ACTIVITY -
For each line below that holds the word "Local", make a copy.
━━━━
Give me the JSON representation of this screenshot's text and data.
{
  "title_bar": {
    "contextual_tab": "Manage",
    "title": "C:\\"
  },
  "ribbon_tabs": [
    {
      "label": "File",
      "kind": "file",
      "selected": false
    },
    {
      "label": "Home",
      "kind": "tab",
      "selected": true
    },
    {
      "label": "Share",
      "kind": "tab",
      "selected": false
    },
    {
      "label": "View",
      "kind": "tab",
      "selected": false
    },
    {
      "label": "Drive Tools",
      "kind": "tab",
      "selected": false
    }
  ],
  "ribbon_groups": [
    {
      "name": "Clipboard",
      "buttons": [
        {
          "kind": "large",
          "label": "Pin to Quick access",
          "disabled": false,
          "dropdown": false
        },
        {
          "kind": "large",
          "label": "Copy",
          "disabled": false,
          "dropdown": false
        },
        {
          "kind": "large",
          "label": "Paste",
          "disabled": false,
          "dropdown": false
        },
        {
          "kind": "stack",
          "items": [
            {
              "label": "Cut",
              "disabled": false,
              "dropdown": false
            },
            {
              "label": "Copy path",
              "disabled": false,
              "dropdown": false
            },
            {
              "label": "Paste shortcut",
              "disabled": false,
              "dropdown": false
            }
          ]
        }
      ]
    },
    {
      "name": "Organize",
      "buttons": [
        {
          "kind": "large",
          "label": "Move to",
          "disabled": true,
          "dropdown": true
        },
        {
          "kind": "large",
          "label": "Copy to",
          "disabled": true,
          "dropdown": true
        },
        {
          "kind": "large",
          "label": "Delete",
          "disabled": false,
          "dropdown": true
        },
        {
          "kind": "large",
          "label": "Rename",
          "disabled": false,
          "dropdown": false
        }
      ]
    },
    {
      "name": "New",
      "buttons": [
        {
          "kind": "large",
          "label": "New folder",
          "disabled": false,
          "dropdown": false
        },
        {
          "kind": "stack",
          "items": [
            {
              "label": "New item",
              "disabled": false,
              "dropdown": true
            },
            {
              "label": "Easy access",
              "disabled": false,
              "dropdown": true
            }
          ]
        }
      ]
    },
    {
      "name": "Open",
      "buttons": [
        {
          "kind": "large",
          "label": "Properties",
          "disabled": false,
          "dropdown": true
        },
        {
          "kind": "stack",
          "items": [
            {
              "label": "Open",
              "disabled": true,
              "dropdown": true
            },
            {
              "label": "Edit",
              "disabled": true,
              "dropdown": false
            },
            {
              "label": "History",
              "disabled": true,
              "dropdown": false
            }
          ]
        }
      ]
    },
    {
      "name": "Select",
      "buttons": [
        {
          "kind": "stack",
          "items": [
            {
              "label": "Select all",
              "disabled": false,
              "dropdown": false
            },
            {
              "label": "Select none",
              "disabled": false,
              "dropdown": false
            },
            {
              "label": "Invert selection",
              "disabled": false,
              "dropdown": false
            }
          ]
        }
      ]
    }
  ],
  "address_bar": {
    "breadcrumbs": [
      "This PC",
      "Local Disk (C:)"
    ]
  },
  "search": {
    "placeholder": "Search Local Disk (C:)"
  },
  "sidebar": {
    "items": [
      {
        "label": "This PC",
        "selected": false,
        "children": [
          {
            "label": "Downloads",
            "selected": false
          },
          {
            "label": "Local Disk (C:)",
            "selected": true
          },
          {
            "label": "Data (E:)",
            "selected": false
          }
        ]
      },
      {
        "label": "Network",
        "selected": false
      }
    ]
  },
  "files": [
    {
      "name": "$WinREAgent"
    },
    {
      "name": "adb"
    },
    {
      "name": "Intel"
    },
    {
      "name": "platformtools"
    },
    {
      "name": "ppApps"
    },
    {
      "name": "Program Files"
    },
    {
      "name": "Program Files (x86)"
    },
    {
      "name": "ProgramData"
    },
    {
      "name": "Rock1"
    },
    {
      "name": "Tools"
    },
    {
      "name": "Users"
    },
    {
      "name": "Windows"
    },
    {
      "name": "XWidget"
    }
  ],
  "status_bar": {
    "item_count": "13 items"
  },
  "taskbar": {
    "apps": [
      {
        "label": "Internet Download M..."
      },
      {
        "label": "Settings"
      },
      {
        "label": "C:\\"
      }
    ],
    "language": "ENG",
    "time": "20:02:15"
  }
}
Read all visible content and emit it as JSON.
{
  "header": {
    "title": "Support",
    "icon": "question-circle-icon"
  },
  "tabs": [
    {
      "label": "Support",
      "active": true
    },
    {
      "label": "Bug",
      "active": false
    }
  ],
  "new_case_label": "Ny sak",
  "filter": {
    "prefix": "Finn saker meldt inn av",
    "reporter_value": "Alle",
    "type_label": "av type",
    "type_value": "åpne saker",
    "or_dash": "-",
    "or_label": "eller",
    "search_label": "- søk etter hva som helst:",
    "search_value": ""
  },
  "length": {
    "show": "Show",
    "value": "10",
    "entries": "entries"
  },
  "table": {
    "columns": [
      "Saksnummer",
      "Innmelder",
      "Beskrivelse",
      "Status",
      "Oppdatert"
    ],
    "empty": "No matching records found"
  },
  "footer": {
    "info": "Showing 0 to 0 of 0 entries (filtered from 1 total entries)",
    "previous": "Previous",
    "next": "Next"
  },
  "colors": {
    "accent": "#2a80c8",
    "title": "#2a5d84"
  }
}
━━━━
EXERCISE RESPONSE -
      "Local Disk (C:)"
    "placeholder": "Search Local Disk (C:)"
            "label": "Local Disk (C:)",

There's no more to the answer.